> **ASSIGNED TASK**
Show all lines of the entries in which the word "settings" is found.

Data records:
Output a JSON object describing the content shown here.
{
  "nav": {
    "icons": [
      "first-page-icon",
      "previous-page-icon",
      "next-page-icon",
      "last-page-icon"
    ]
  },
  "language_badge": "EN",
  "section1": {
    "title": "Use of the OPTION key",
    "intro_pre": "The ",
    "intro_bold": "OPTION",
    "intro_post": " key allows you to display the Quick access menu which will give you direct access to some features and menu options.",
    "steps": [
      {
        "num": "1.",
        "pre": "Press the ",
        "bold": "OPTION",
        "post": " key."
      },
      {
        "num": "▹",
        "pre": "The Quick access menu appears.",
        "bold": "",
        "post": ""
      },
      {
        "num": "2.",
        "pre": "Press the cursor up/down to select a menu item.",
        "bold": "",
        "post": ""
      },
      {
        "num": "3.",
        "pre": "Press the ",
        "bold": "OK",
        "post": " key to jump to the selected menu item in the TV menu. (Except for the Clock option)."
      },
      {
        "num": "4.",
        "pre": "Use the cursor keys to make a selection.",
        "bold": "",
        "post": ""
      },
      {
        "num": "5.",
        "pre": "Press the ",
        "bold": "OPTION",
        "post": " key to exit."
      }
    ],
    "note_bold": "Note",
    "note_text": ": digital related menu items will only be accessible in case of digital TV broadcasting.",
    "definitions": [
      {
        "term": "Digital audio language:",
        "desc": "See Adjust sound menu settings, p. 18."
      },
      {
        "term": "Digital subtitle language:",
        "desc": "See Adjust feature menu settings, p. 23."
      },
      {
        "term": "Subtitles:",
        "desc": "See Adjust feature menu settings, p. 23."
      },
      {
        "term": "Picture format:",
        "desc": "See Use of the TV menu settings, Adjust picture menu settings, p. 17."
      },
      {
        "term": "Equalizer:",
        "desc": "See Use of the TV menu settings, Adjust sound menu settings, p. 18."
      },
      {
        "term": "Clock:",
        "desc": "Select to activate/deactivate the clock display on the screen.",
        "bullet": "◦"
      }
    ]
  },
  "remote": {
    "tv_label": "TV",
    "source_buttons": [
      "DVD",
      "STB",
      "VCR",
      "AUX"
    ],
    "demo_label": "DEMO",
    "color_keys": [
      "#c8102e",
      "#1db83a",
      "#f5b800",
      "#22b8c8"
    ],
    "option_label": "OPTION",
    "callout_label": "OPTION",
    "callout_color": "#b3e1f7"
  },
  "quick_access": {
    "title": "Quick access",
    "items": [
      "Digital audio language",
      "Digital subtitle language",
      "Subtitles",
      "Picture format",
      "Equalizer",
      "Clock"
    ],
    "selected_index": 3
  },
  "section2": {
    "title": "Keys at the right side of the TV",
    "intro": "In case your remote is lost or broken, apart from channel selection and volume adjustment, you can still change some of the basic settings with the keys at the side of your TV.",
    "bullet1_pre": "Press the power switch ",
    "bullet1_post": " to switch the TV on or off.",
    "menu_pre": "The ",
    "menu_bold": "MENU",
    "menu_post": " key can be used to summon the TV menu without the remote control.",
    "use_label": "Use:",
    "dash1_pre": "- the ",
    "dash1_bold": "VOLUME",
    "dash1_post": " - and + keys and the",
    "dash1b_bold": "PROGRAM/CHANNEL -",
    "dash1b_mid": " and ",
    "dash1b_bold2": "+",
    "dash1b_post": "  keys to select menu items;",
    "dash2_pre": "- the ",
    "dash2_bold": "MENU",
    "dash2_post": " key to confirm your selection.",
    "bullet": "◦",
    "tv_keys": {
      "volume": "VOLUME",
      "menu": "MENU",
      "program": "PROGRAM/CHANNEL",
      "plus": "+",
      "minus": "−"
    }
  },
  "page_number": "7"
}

> **RESULT FOR THIS TASK**
        "desc": "See Adjust sound menu settings, p. 18."
        "desc": "See Adjust feature menu settings, p. 23."
        "desc": "See Adjust feature menu settings, p. 23."
        "desc": "See Use of the TV menu settings, Adjust picture menu settings, p. 17."
        "desc": "See Use of the TV menu settings, Adjust sound menu settings, p. 18."
    "intro": "In case your remote is lost or broken, apart from channel selection and volume adjustment, you can still change some of the basic settings with the keys at the side of your TV.",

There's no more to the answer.